The Battle over Hetch Hetchy : America's Most Controversial Dam and the Birth of Modern Environmentalism: America's Most Controversial Dam and the Birth of Modern Environmentalism (Google eBook)

Front Cover
Oxford University Press, Mar 17, 2005 - Science - 328 pages
1 Review
In the wake of the devastating 1906 earthquake and fire, the city of San Francisco desperately needed reliable supplies of water and electricity. Its mayor, James Phelan, pressed for the damming of the Tuolumne River in the newly created Yosemite National Park, setting off a firestorm of protest. For the first time in American history, a significant national opposition arose to defend and preserve nature, led by John Muir and the Sierra Club, who sought to protect what they believed was the right of all Americans to experience natural beauty, particularly the magnificent mountains of the Yosemite region. Yet the defenders of the valley, while opposing the creation of a dam and reservoir, did not intend for it to be maintained as wilderness. Instead they advocated a different kind of development--the building of roads, hotels, and an infrastructure to support recreational tourism. Using articles, pamphlets, and broadsides, they successfully whipped up public opinion against the dam. Letters from individuals began to pour into Congress by the thousands, and major newspapers published editorials condemning the dam. The fight went to the floor of Congress, where politicians debated the value of scenery and the costs of western development. Ultimately, passage of the passage of the Raker Act in 1913 by Congress granted San Francisco the right to flood the Hetch Hetchy Valley. A decade later the O'Shaughnessy Dam, the second largest civil engineering project of its day after the Panama Canal, was completed. Yet conflict continued over the ownership of the watershed and the profits derived from hydroelectrocity. To this day the reservoir provides San Francisco with a pure and reliable source of drinking water and an important source of power. Although the Sierra Club lost this battle, the controversy stirred the public into action on behalf of national parks. Future debates over dams and restoration clearly demonstrated the burgeoning strength of grassroots environmentalism. In a narrative peopled by politicians and business leaders, engineers and laborers, preservationists and ordinary citizens, Robert W. Righter tells the epic story of the first major environmental battle of the twentieth century, which reverberates to this day.
  

What people are saying - Write a review

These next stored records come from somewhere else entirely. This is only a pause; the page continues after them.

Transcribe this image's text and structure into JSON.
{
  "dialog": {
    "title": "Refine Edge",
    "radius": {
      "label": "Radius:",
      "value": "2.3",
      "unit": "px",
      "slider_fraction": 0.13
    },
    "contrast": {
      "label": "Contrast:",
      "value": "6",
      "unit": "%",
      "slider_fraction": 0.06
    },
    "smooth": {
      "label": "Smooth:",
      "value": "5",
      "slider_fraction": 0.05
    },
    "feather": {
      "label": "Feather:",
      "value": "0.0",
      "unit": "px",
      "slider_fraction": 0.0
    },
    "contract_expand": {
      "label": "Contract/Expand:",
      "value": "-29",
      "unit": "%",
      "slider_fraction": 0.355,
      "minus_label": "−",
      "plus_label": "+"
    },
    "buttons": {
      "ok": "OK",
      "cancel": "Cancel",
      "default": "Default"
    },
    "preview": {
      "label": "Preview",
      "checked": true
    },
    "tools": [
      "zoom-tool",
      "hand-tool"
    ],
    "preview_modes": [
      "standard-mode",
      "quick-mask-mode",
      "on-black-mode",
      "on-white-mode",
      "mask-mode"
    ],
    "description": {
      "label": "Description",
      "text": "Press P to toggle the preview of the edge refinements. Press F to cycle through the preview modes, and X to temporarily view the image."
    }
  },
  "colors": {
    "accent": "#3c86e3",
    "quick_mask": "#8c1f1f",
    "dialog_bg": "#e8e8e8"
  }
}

Review: The Battle Over Hetch Hetchy: America's Most Controversial Dam and the Birth of Modern Environmentalism

User Review  - Kevin Huniu - Goodreads

Compelling read that does a pretty good job of illustrating the arguments of both sides of the Hetch Hetchy Water and Power System. Read full review

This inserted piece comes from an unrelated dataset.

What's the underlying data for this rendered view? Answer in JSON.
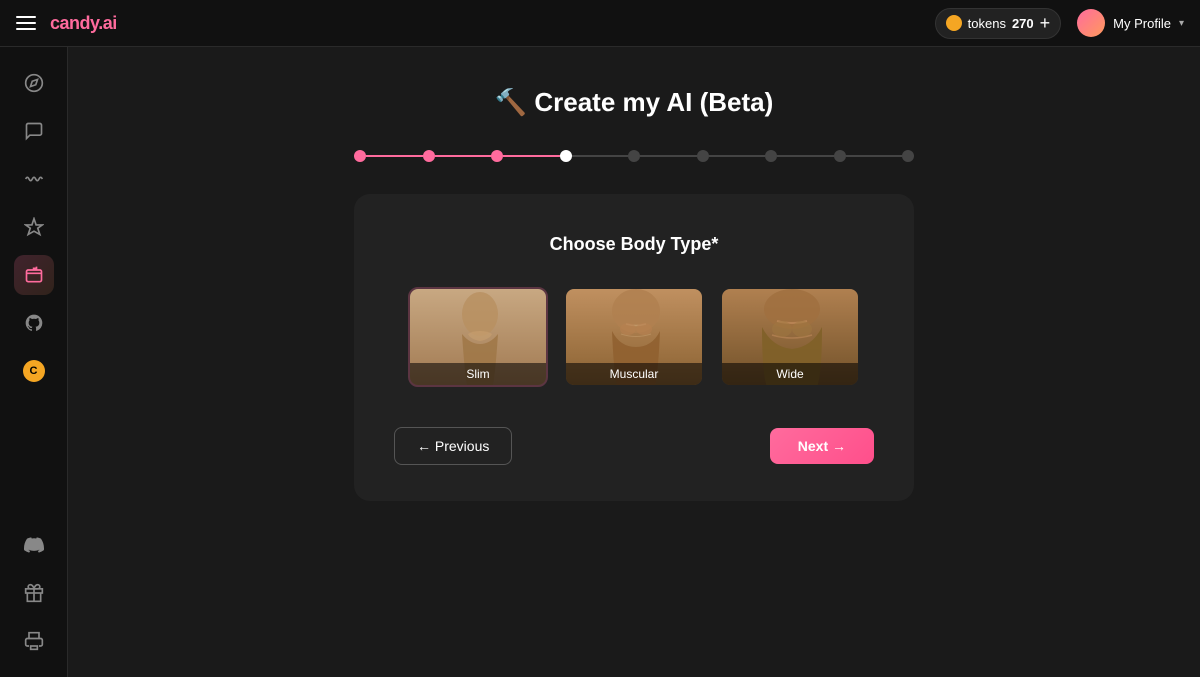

Review: The Battle Over Hetch Hetchy: America's Most Controversial Dam and the Birth of Modern Environmentalism

User Review  - Jeremiah Burke - Goodreads

Starting this book before my backpacking trip in Yosemite gave me some historical perspective on the area I was exploring. My trip started right at the scene of the crime, the O'Shaughnessy dam. The ... Read full review

Contents

Introduction
3
1 The Uses of the Valley
11
2 The Imperial City and Water
29
3 Water Earthquake and Fire
45
4 Two Views of One Valley
66
5 San Francisco to Show Cause
96
6 Congress Decides
117
7 To Build a Dam
134
8 The Power Controversy
167
9 The Legacies of Hetch Hetchy
191
10 Restoration
216
Afterword
242
Notes
245
Index
279
Copyright

Common terms and phrases

References to this book

About the author (2005)

Robert W. Righter is Emeritus Professor of History at the University of Texas at El Paso and the author of several books on the history of environmentalism and conservation, including "The Battle over Hetch Hetchy: American's Most Controversial Dam "and the "Birth of Modern Environmentalism.

Bibliographic information